In the 1960s, we made two small acquisitions which we kept only for a short time. We acquired a company in New Jersey that made printed circuit boards to learn about copper plating in order to make bimetallic plates. When we sold this company, we retained Fred Raffenello who had many years experience with plating lines. He set up tanks to electro etch the aluminum plates. These were processed on he A-line. He also ran a copper plating operation which was set up in the Cellofilm Newark plant for bimetal presensitized plates.

The other company was a small machine shop in Fanwood, NJ where we built ovens for polymerizing the positive coating. Mr. Halpern and I also went to State College Penn. to look at a plant in State College, PA, that made surfactants and Fairmont Chemical in Newark, NJ that made diazos. Neither of these two negotiations was successful.

Saturday, February 4, 2017

Polychrome makes sensitizers

Polychrome makes sensitizers         By Mr. Bob Gumbinner
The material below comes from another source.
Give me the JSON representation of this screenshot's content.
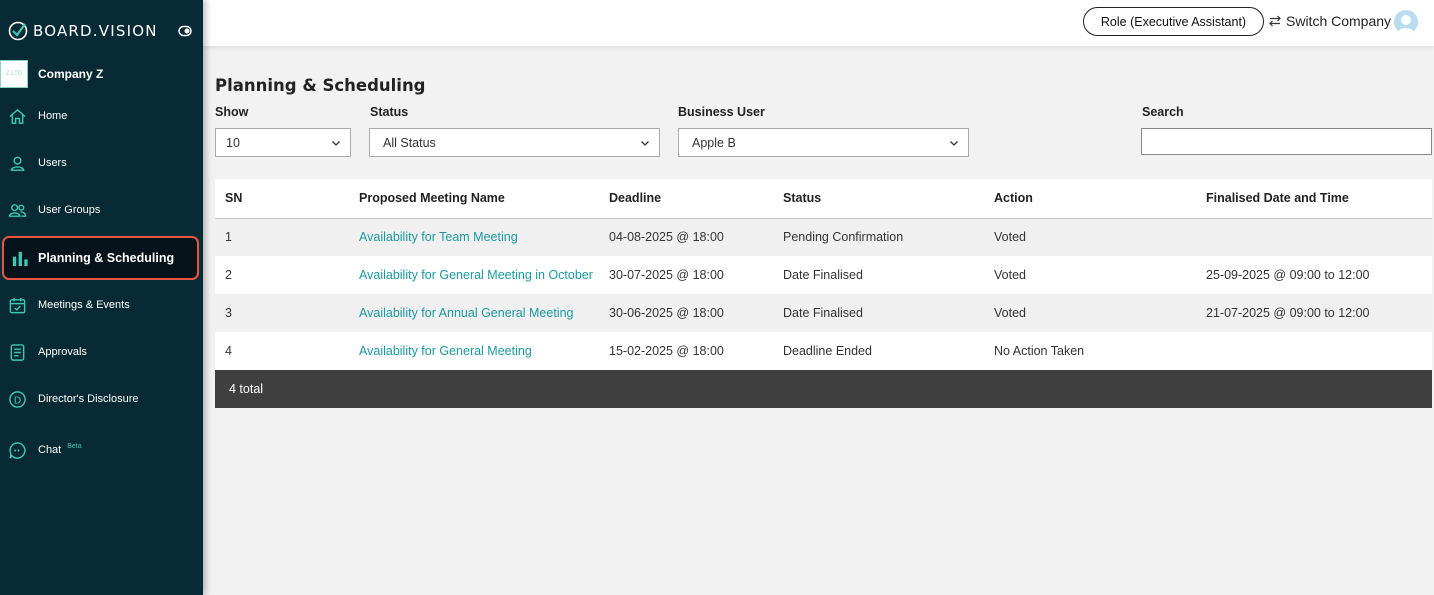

On the Newark property of Cellomer, we had a building in which we made the negative plate sensitizer, formaldehyde-diazoparadiphenylamine complex. This was made by reacting paraformaldehyde with the diazoparadiphenylamine in concentrated sulphuric acid at 35°F and dropping it on ice to make a 2% solution of the diazo which was filtered. The diazo was precipitated by adding a saturated solution of zinc chloride. This was filtered and dried. By precipitating the diazo from the 2% solution with MS-40 we obtained an organic soluble diazo. We started to make Polychrome Fotomer subtractive plates by mixing this diazo with epoxy resins. To increase the length of the press run we tried a number of different formulations. Bill Rowe developed a polyester resin which when added to the epoxy resins and a polyvinyl formal resin gave us an excellent presensitized subtractive plate. One feature that we were able to obtain that our competitors didn’t was that when the coating was removed from the non-image area of the plate it did not particulate and gum up so that when the plates were develop by passing through a machine with a brush to remove the non-exposed coating we did not need to use a filter. When our plant in Clark was ready for occupancy, Bill Rowe moved his laboratory there since he lived in the next town, Westfield, New Jersey.

Sunday, January 29, 2017

Polychrome acquires Cellofilm

Polychrome acquires Cellofilm     By Mr. Bob Gumbinner

In 1961, we also acquired the Cellofilm Co., located in Woodridge, NJ. The sales manager of Cellofilm, Stanley Eysmann, was appointed President. His father had started Cellofilm in the 1920s to remove the silver from used photographic film. We had bought the reels of the nitrocellulose from which the silver had been removed for the stencil coating solutions and most users preferred to buy it dissolved. One of the biggest customers used it to make plastic wood. It was also used in nail polish. Cellofilm also received rent for storing rolls of news film in brick vaults. In 1965, a plant to make the nitrocellulose solutions was established in Chicago a few miles from Midway to make these solutions. Later, Cellofilm obtained the exclusive rights to import nitrocellulose from Europe. Unfortunately, during a shut-down when the clean-up crew was sweeping the floor they did not wet it with water as instructed and there was a fire and several workers were critically injured.

Tuesday, January 24, 2017

Polychrome acquires Chromatone

Polychrome acquires    Chromatone          By Mr. Bob Gumbinner

The first company Polychrome acquired was a small manufacturer of printing ink, Chromatone. It was owned by Irving Simmons and was located in a loft in lower Manhattan. In a few years this was relocated to Lodi, NJ. We also started an ink making plant in San Francisco. In 1961, we bought the American Printing Co. in Cincinnati, OH, from the Young brothers. Irving Simmons was appointed Vice President in charge of the ink division.